Long-Range Plans Key to Winning Antiterror Effort
By Jim Garamone
American Forces Press Service
GLENDALE, Ariz., March 30, 2005 Defense, offense and long-range actions characterize U.S. operations in the war on terror, Air Force Gen. Richard B. Myers said in a speech here March 29. And while the first two are important, it's long-range actions that will ultimately help the U. S. win the war.
Joint Chiefs Chairman Air Force Gen. Richard B. Myers tells members of the Garvin Graduate School of International Management in Glendale, Ariz., how the United States is doing in the effort against terror. Photo by Jim Garamone
(Click photo for screen-resolution image);high-resolution image available.
Looking at defense, the U.S. cannot build walls high enough or armored enough to stop all terror attacks, the chairman of the Joint Chiefs of Staff said at the Garvin Graduate School of International Management here. It's also not something that U.S. citizens want to do, he noted.
The U.S. military remains on the offensive -- the second leg of the strategy -- in Afghanistan, Iraq, Colombia, the Philippines and many other places around the world. And the United States is very successful at tracking down and killing and capturing extremists, Myers said.
"The military can continue to kill terrorists forever, and we'll get better at it," he said. "But in the end, it's not going to solve the problem.
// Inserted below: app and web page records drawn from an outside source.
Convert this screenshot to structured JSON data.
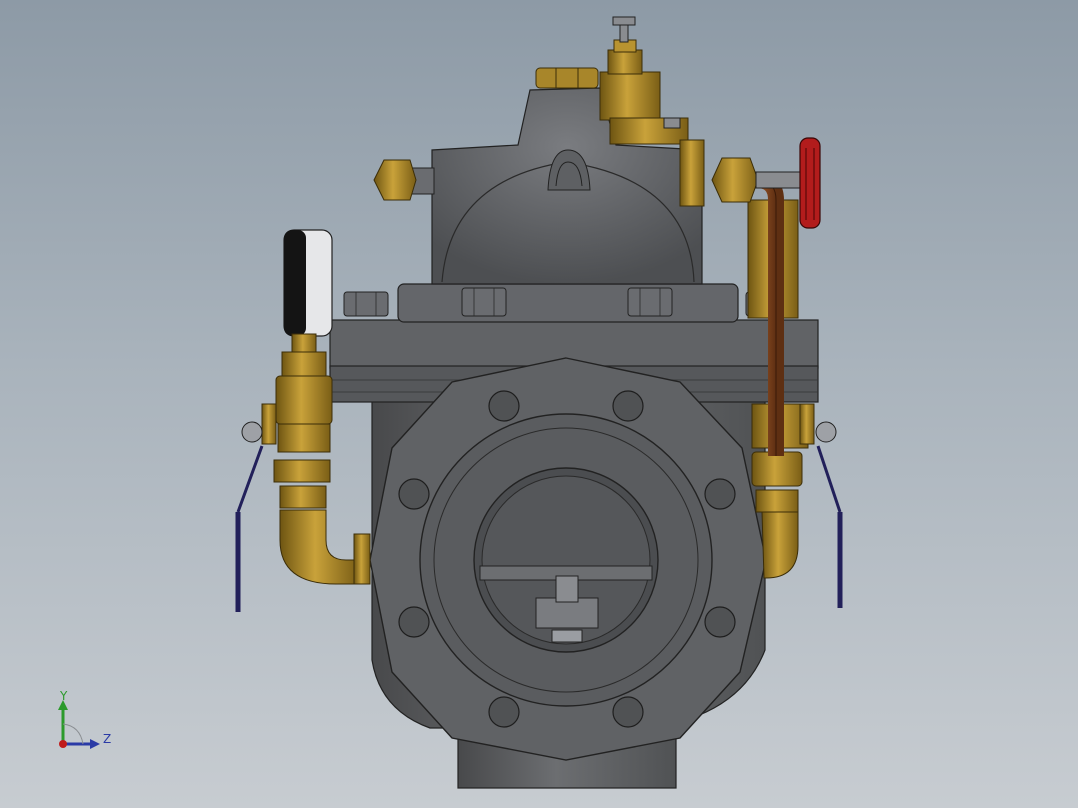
{
  "scene": {
    "background_top": "#8d9aa6",
    "background_bottom": "#c7ccd1",
    "body_color": "#5f6164",
    "brass_color": "#a8862a",
    "copper_color": "#8a4a22",
    "handwheel_color": "#b21c1c",
    "handle_color": "#22205a"
  },
  "triad": {
    "y_label": "Y",
    "z_label": "Z",
    "y_color": "#2c9a2c",
    "z_color": "#2a3aa6",
    "x_color": "#c01b1b"
  }
}
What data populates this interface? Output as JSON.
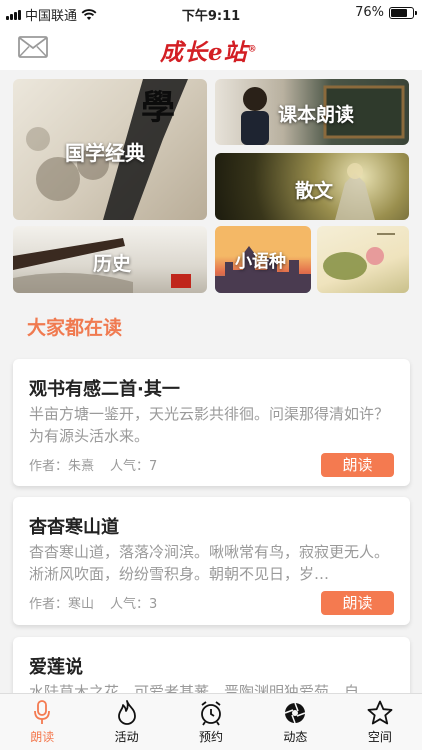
{
  "status_bar": {
    "carrier": "中国联通",
    "time": "下午9:11",
    "battery": "76%",
    "battery_level": 0.76
  },
  "header": {
    "logo_text": "成长e站",
    "logo_mark": "®"
  },
  "categories": [
    {
      "label": "国学经典"
    },
    {
      "label": "课本朗读"
    },
    {
      "label": "散文"
    },
    {
      "label": "历史"
    },
    {
      "label": "小语种"
    },
    {
      "label": ""
    }
  ],
  "section_title": "大家都在读",
  "cards": [
    {
      "title": "观书有感二首·其一",
      "excerpt": "半亩方塘一鉴开，天光云影共徘徊。问渠那得清如许？为有源头活水来。",
      "author": "作者：朱熹",
      "popularity": "人气：7",
      "button": "朗读"
    },
    {
      "title": "杳杳寒山道",
      "excerpt": "杳杳寒山道，落落冷涧滨。啾啾常有鸟，寂寂更无人。淅淅风吹面，纷纷雪积身。朝朝不见日，岁…",
      "author": "作者：寒山",
      "popularity": "人气：3",
      "button": "朗读"
    },
    {
      "title": "爱莲说",
      "excerpt": "水陆草木之花，可爱者甚蕃。晋陶渊明独爱菊。自",
      "author": "",
      "popularity": "",
      "button": ""
    }
  ],
  "tabs": [
    {
      "label": "朗读",
      "icon": "microphone-icon"
    },
    {
      "label": "活动",
      "icon": "fire-icon"
    },
    {
      "label": "预约",
      "icon": "alarm-clock-icon"
    },
    {
      "label": "动态",
      "icon": "camera-shutter-icon"
    },
    {
      "label": "空间",
      "icon": "star-icon"
    }
  ],
  "colors": {
    "accent": "#f47a50",
    "logo": "#d31f24"
  }
}
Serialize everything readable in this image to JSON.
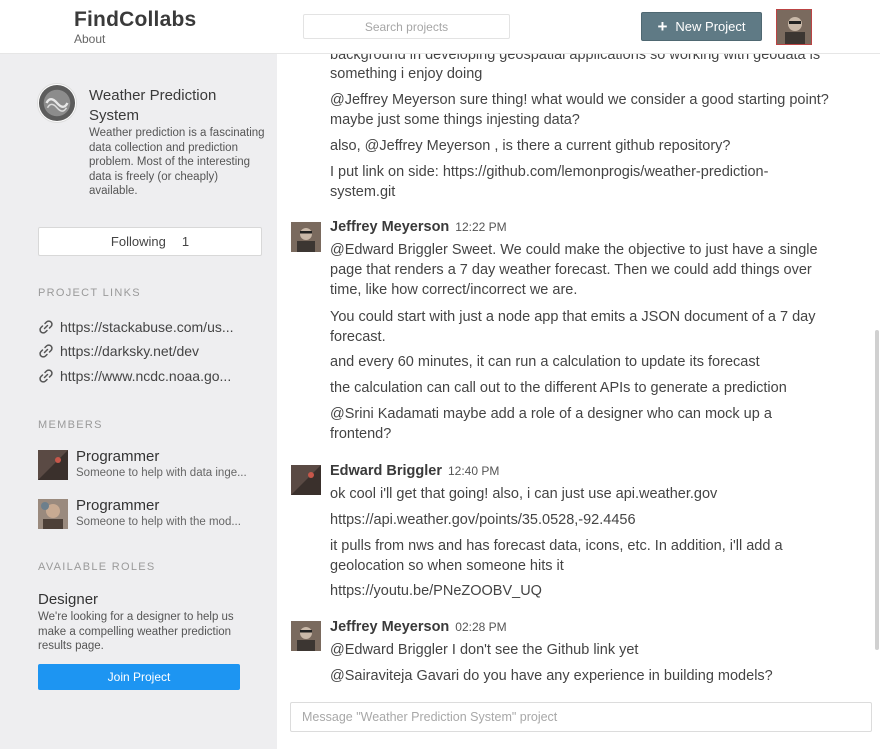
{
  "header": {
    "brand": "FindCollabs",
    "about": "About",
    "search_placeholder": "Search projects",
    "new_project_label": "New Project"
  },
  "sidebar": {
    "project_title": "Weather Prediction System",
    "project_description": "Weather prediction is a fascinating data collection and prediction problem. Most of the interesting data is freely (or cheaply) available.",
    "following_label": "Following",
    "following_count": "1",
    "links_heading": "PROJECT LINKS",
    "links": [
      "https://stackabuse.com/us...",
      "https://darksky.net/dev",
      "https://www.ncdc.noaa.go..."
    ],
    "members_heading": "MEMBERS",
    "members": [
      {
        "name": "Programmer",
        "role": "Someone to help with data inge..."
      },
      {
        "name": "Programmer",
        "role": "Someone to help with the mod..."
      }
    ],
    "roles_heading": "AVAILABLE ROLES",
    "role_name": "Designer",
    "role_description": "We're looking for a designer to help us make a compelling weather prediction results page.",
    "join_label": "Join Project"
  },
  "chat": {
    "top_lines": [
      "background in developing geospatial applications so working with geodata is",
      "something i enjoy doing",
      "@Jeffrey Meyerson sure thing! what would we consider a good starting point?",
      "maybe just some things injesting data?",
      "also, @Jeffrey Meyerson , is there a current github repository?",
      "I put link on side: https://github.com/lemonprogis/weather-prediction-",
      "system.git"
    ],
    "messages": [
      {
        "author": "Jeffrey Meyerson",
        "time": "12:22 PM",
        "lines": [
          "@Edward Briggler Sweet. We could make the objective to just have a single",
          "page that renders a 7 day weather forecast. Then we could add things over",
          "time, like how correct/incorrect we are.",
          "You could start with just a node app that emits a JSON document of a 7 day",
          "forecast.",
          "and every 60 minutes, it can run a calculation to update its forecast",
          "the calculation can call out to the different APIs to generate a prediction",
          "@Srini Kadamati maybe add a role of a designer who can mock up a",
          "frontend?"
        ]
      },
      {
        "author": "Edward Briggler",
        "time": "12:40 PM",
        "lines": [
          "ok cool i'll get that going! also, i can just use api.weather.gov",
          "https://api.weather.gov/points/35.0528,-92.4456",
          "it pulls from nws and has forecast data, icons, etc. In addition, i'll add a",
          "geolocation so when someone hits it",
          "https://youtu.be/PNeZOOBV_UQ"
        ]
      },
      {
        "author": "Jeffrey Meyerson",
        "time": "02:28 PM",
        "lines": [
          "@Edward Briggler I don't see the Github link yet",
          "@Sairaviteja Gavari do you have any experience in building models?"
        ]
      }
    ],
    "composer_placeholder": "Message \"Weather Prediction System\" project"
  },
  "colors": {
    "sidebar_bg": "#eeeef0",
    "new_project_bg": "#5f7a85",
    "join_bg": "#1d95f2"
  },
  "icons": [
    "plus-icon",
    "link-icon",
    "user-avatar",
    "project-logo-icon"
  ]
}
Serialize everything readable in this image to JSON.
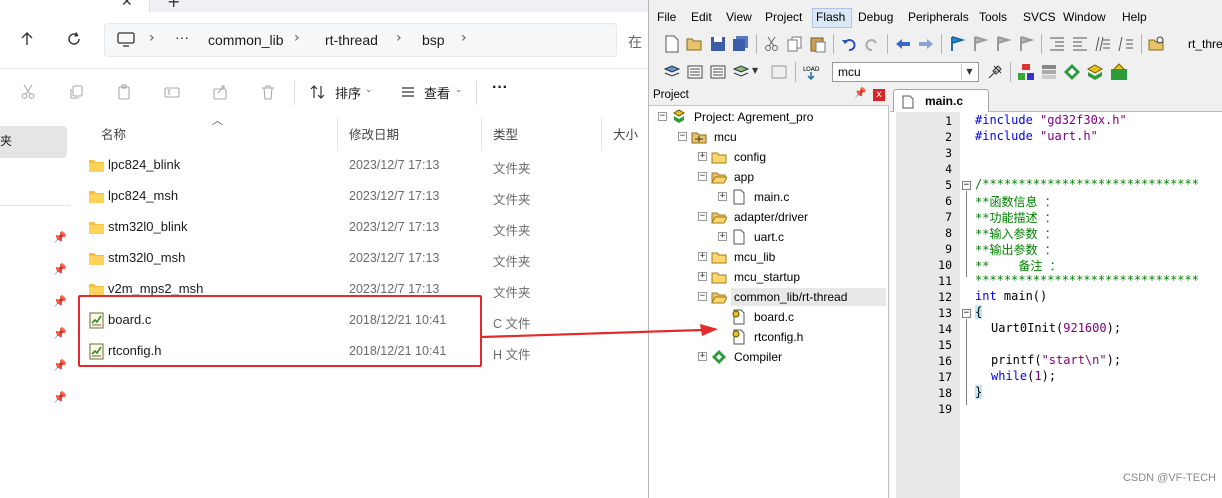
{
  "explorer": {
    "tab_close": "✕",
    "tab_new": "+",
    "breadcrumb": [
      "···",
      "common_lib",
      "rt-thread",
      "bsp"
    ],
    "search_cut": "在",
    "toolbar": {
      "sort_label": "排序",
      "view_label": "查看",
      "more_label": "···"
    },
    "left_pane": {
      "selected_label": "夹"
    },
    "columns": {
      "name": "名称",
      "date": "修改日期",
      "type": "类型",
      "size": "大小"
    },
    "files": [
      {
        "name": "lpc824_blink",
        "date": "2023/12/7 17:13",
        "type": "文件夹",
        "icon": "folder-icon"
      },
      {
        "name": "lpc824_msh",
        "date": "2023/12/7 17:13",
        "type": "文件夹",
        "icon": "folder-icon"
      },
      {
        "name": "stm32l0_blink",
        "date": "2023/12/7 17:13",
        "type": "文件夹",
        "icon": "folder-icon"
      },
      {
        "name": "stm32l0_msh",
        "date": "2023/12/7 17:13",
        "type": "文件夹",
        "icon": "folder-icon"
      },
      {
        "name": "v2m_mps2_msh",
        "date": "2023/12/7 17:13",
        "type": "文件夹",
        "icon": "folder-icon"
      },
      {
        "name": "board.c",
        "date": "2018/12/21 10:41",
        "type": "C 文件",
        "icon": "c-file-icon"
      },
      {
        "name": "rtconfig.h",
        "date": "2018/12/21 10:41",
        "type": "H 文件",
        "icon": "h-file-icon"
      }
    ],
    "highlight_color": "#e32b2b"
  },
  "keil": {
    "menus": [
      "File",
      "Edit",
      "View",
      "Project",
      "Flash",
      "Debug",
      "Peripherals",
      "Tools",
      "SVCS",
      "Window",
      "Help"
    ],
    "toolbar_text": "rt_thre",
    "target": "mcu",
    "project_panel": {
      "title": "Project",
      "pin": "📌",
      "close": "x",
      "tree": [
        {
          "label": "Project: Agrement_pro",
          "kind": "project"
        },
        {
          "label": "mcu",
          "kind": "target"
        },
        {
          "label": "config",
          "kind": "group"
        },
        {
          "label": "app",
          "kind": "group"
        },
        {
          "label": "main.c",
          "kind": "file"
        },
        {
          "label": "adapter/driver",
          "kind": "group"
        },
        {
          "label": "uart.c",
          "kind": "file"
        },
        {
          "label": "mcu_lib",
          "kind": "group"
        },
        {
          "label": "mcu_startup",
          "kind": "group"
        },
        {
          "label": "common_lib/rt-thread",
          "kind": "group"
        },
        {
          "label": "board.c",
          "kind": "file"
        },
        {
          "label": "rtconfig.h",
          "kind": "header"
        },
        {
          "label": "Compiler",
          "kind": "component"
        }
      ]
    },
    "editor": {
      "tab": "main.c",
      "line_numbers": [
        "1",
        "2",
        "3",
        "4",
        "5",
        "6",
        "7",
        "8",
        "9",
        "10",
        "11",
        "12",
        "13",
        "14",
        "15",
        "16",
        "17",
        "18",
        "19"
      ],
      "lines": {
        "l1_pp": "#include",
        "l1_str": "\"gd32f30x.h\"",
        "l2_pp": "#include",
        "l2_str": "\"uart.h\"",
        "l5": "/******************************",
        "l6": "**函数信息 ：",
        "l7": "**功能描述 ：",
        "l8": "**输入参数 ：",
        "l9": "**输出参数 ：",
        "l10": "**    备注 ：",
        "l11": "*******************************",
        "l12_kw": "int",
        "l12_rest": " main()",
        "l13": "{",
        "l14_fn": "Uart0Init(",
        "l14_num": "921600",
        "l14_end": ");",
        "l16_fn": "printf(",
        "l16_str": "\"start\\n\"",
        "l16_end": ");",
        "l17_kw": "while",
        "l17_open": "(",
        "l17_num": "1",
        "l17_end": ");",
        "l18": "}"
      }
    }
  },
  "watermark": "CSDN @VF-TECH"
}
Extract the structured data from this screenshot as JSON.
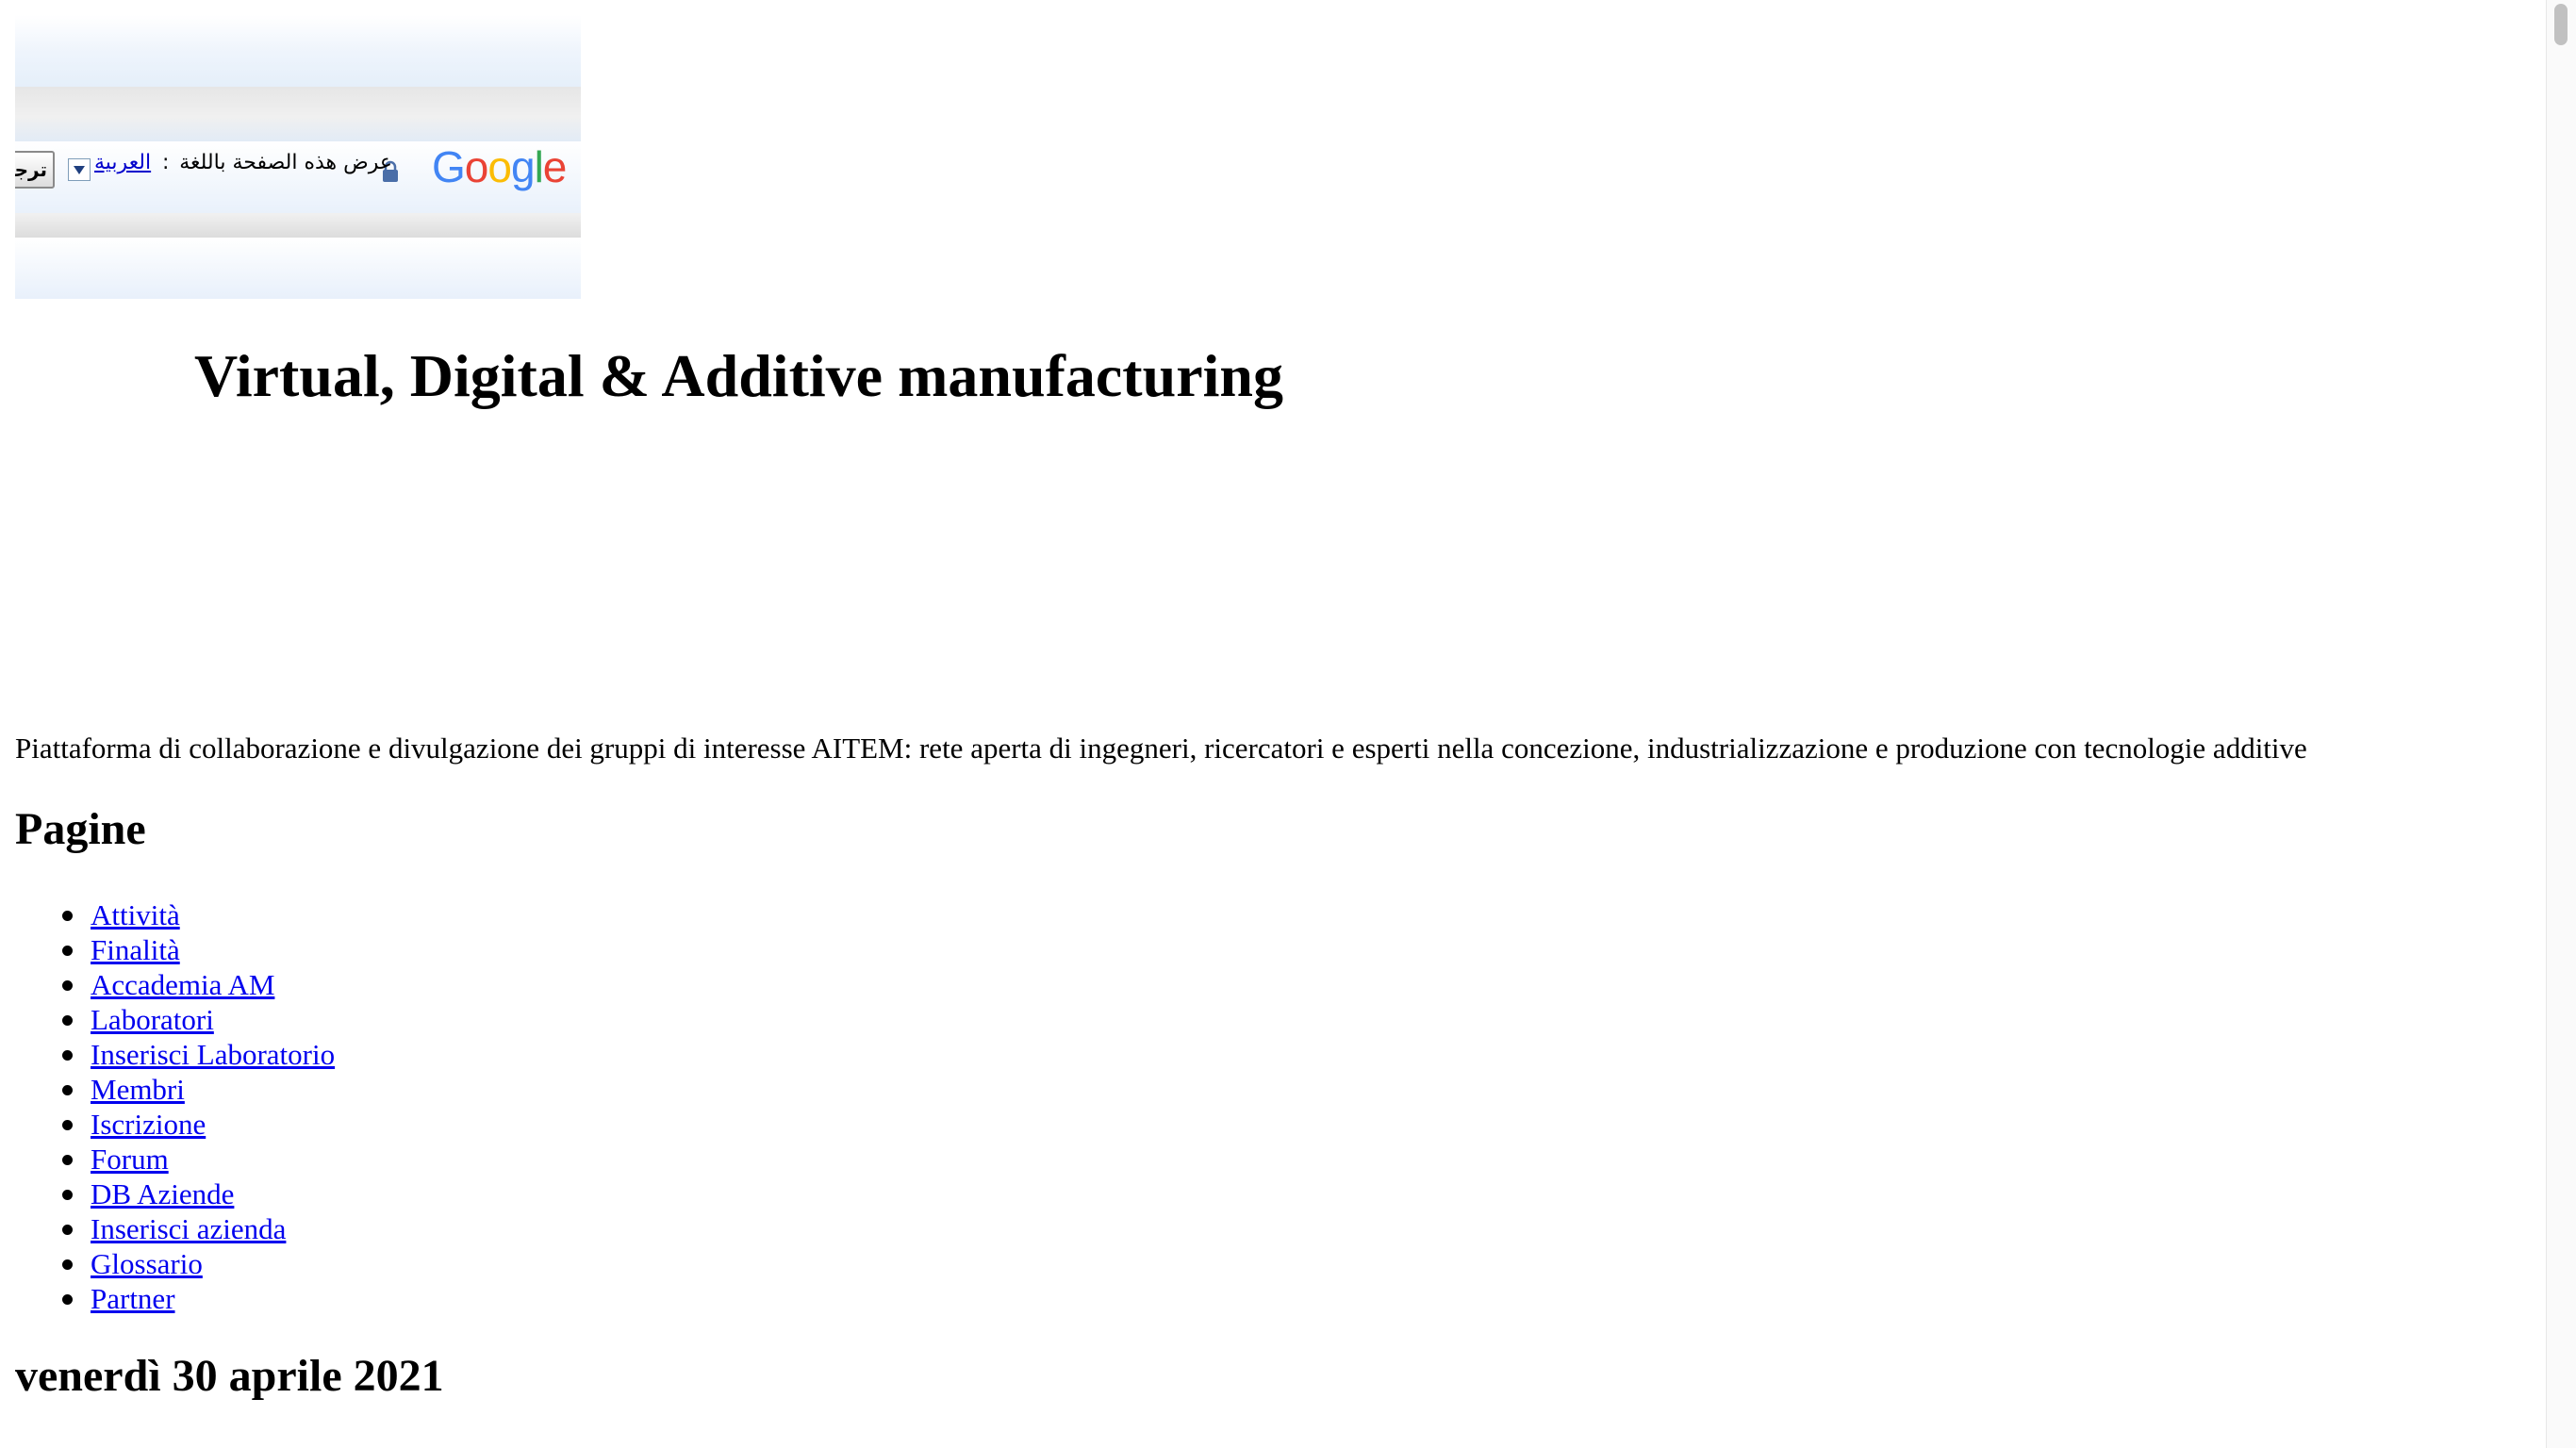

"The problem," Myers continued, "is going to be solved by creating an environment where people aren't interested in extremism, where they think they have a political opportunity, an economic opportunity and a better way forward for their families. That's the secret."
The United States and its allies have to create a world where "young people don't want to join jihad," he said.
This is much broader than the U.S. military alone, Myers told the students. Calling the effort against terror a war does not capture the whole picture. Calling it a war leads people to believe that the military is the executive agent of choice. But in fact, he added, all aspects of national power must be deployed.
"Security is so much more than the military dimension," Myers said. "It's so much more than people in uniform. It's good government. It's the rule of law. It's an infrastructure that is developed enough to support economic growth. And it's communications. All these have to occur simultaneously."
The chairman told the students and faculty that the U.S. armed forces had to be forced to work together via the Goldwater-Nichols Act of 1986. "Now we work together very well," he said. "The trick is going to be working as closely with the other agencies in the government, as well as allied governments, nongovernmental agencies.
"The U.S. military can't win this war alone," he said. "It's impossible."
The Garvin Graduate School of International Management, is based at what was Thunderbird Army Airfield during World War II. The private institution is still called Thunderbird and specializes in master's degrees in business administration. About half of the student body hails from overseas.